[Website and app data records]
•••

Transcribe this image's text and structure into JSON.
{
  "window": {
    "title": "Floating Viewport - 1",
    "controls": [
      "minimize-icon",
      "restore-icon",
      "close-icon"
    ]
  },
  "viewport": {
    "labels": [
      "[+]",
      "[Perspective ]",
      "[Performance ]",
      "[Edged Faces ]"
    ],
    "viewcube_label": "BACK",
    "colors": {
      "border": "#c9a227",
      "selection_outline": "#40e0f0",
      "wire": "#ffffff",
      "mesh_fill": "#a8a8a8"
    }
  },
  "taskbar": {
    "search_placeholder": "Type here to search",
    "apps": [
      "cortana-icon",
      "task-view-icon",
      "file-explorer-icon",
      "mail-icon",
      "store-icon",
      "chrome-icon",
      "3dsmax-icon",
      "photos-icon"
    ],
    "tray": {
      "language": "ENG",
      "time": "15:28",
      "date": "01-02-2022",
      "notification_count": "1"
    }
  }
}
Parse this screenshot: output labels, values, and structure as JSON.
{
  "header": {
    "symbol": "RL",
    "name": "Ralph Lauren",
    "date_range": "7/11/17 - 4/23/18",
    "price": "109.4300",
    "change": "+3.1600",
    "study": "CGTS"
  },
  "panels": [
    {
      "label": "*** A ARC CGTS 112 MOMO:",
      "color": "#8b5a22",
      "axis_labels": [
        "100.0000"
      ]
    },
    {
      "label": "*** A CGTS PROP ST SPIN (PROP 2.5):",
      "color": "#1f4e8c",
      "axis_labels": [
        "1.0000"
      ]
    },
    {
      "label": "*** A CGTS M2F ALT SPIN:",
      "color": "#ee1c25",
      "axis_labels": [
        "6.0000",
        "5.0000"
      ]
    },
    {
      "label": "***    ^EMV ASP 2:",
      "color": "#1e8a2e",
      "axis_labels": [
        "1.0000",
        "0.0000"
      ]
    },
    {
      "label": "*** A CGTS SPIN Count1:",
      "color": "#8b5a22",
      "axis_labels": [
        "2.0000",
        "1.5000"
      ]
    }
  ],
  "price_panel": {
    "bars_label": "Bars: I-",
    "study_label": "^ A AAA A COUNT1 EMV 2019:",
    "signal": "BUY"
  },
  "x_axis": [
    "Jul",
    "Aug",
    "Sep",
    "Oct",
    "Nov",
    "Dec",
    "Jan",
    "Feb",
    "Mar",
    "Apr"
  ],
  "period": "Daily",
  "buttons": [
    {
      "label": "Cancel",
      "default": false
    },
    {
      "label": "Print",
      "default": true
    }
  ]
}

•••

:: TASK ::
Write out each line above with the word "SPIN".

:: PROBLEM SOLUTION ::
      "label": "*** A CGTS PROP ST SPIN (PROP 2.5):",
      "label": "*** A CGTS M2F ALT SPIN:",
      "label": "*** A CGTS SPIN Count1:",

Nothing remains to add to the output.